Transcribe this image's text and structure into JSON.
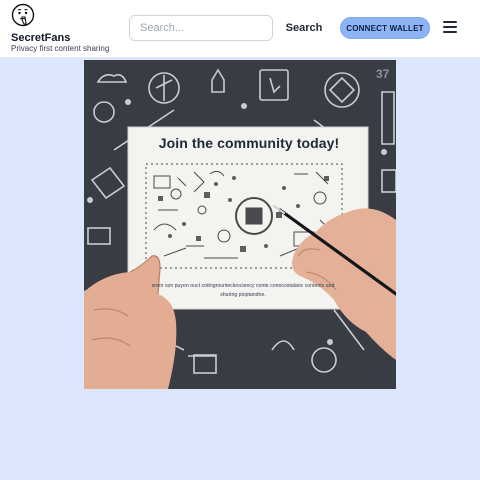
{
  "header": {
    "logo_icon": "shushing-face-icon",
    "brand_name": "SecretFans",
    "tagline": "Privacy first content sharing",
    "search": {
      "placeholder": "Search...",
      "value": ""
    },
    "search_button_label": "Search",
    "connect_button_label": "CONNECT WALLET",
    "menu_icon": "hamburger-menu-icon"
  },
  "hero": {
    "title": "Join the community today!",
    "caption": "srern ozn puyon ouct cottngrountecleociency conte conocostalanc contents and sharing ploptandne."
  },
  "colors": {
    "page_background": "#dce6fd",
    "accent_button": "#8db4f5",
    "hero_board": "#3f4249"
  }
}
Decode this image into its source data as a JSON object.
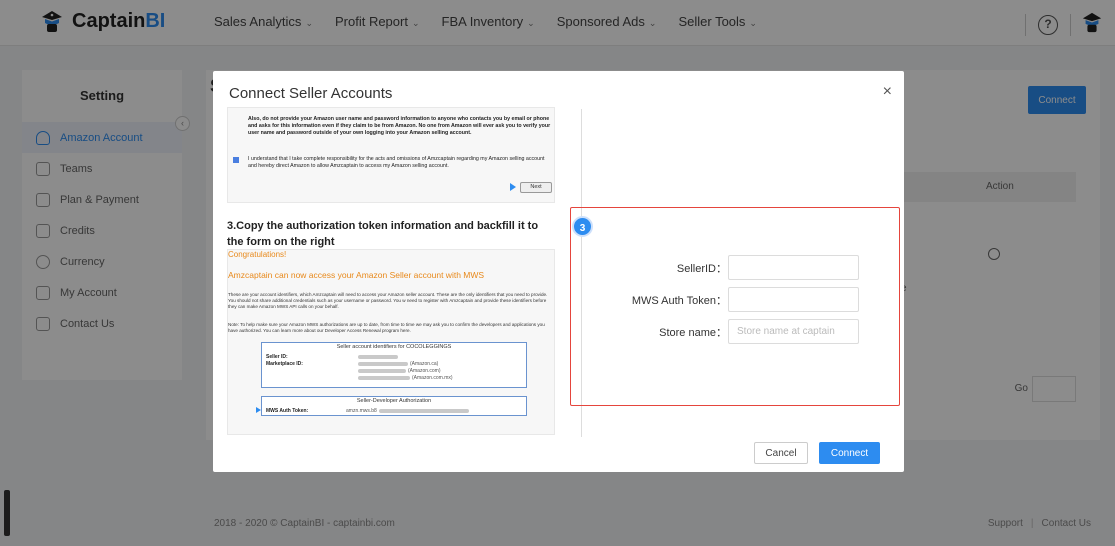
{
  "brand": {
    "name_main": "Captain",
    "name_accent": "BI"
  },
  "nav": [
    {
      "label": "Sales Analytics"
    },
    {
      "label": "Profit Report"
    },
    {
      "label": "FBA Inventory"
    },
    {
      "label": "Sponsored Ads"
    },
    {
      "label": "Seller Tools"
    }
  ],
  "header": {
    "help_glyph": "?"
  },
  "sidebar": {
    "title": "Setting",
    "items": [
      {
        "label": "Amazon Account",
        "icon": "user-icon",
        "active": true
      },
      {
        "label": "Teams",
        "icon": "team-icon"
      },
      {
        "label": "Plan & Payment",
        "icon": "plan-icon"
      },
      {
        "label": "Credits",
        "icon": "credits-icon"
      },
      {
        "label": "Currency",
        "icon": "currency-icon"
      },
      {
        "label": "My Account",
        "icon": "account-icon"
      },
      {
        "label": "Contact Us",
        "icon": "phone-icon"
      }
    ]
  },
  "main": {
    "title_initial": "S",
    "connect_label": "Connect",
    "table_action_header": "Action",
    "row_site_fragment": "ite",
    "go_label": "Go"
  },
  "footer": {
    "copyright": "2018 - 2020 © CaptainBI - captainbi.com",
    "support": "Support",
    "contact": "Contact Us"
  },
  "modal": {
    "title": "Connect Seller Accounts",
    "close_glyph": "×",
    "guide_step1": {
      "warning": "Also, do not provide your Amazon user name and password information to anyone who contacts you by email or phone and asks for this information even if they claim to be from Amazon. No one from Amazon will ever ask you to verify your user name and password outside of your own logging into your Amazon selling account.",
      "agree": "I understand that I take complete responsibility for the acts and omissions of Amzcaptain regarding my Amazon selling account and hereby direct Amazon to allow Amzcaptain to access my Amazon selling account.",
      "next_label": "Next"
    },
    "step3_title": "3.Copy the authorization token information and backfill it to the form on the right",
    "guide_step3": {
      "congrats": "Congratulations!",
      "access": "Amzcaptain can now access your Amazon Seller account with MWS",
      "para1": "These are your account identifiers, which Amzcaptain will need to access your Amazon seller account. These are the only identifiers that you need to provide. You should not share additional credentials such as your username or password. You w need to register with Amzcaptain and provide these identifiers before they can make Amazon MWS API calls on your behalf.",
      "para2": "Note: To help make sure your Amazon MWS authorizations are up to date, from time to time we may ask you to confirm the developers and applications you have authorized. You can learn more about our Developer Access Renewal program here.",
      "box1_header": "Seller account identifiers for COCOLEGGINGS",
      "seller_id_label": "Seller ID:",
      "marketplace_label": "Marketplace ID:",
      "market_ca": "(Amazon.ca)",
      "market_com": "(Amazon.com)",
      "market_mx": "(Amazon.com.mx)",
      "box2_header": "Seller-Developer Authorization",
      "mws_label": "MWS Auth Token:",
      "mws_value": "amzn.mws.b8"
    },
    "step_badge": "3",
    "form": {
      "seller_id_label": "SellerID：",
      "seller_id_value": "",
      "mws_token_label": "MWS Auth Token：",
      "mws_token_value": "",
      "store_name_label": "Store name：",
      "store_name_placeholder": "Store name at captain"
    },
    "cancel_label": "Cancel",
    "connect_label": "Connect"
  },
  "colors": {
    "accent": "#2d8cf0",
    "highlight": "#e5453d",
    "orange_text": "#e8891b"
  }
}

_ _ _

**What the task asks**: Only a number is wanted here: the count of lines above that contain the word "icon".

**Your response**: 9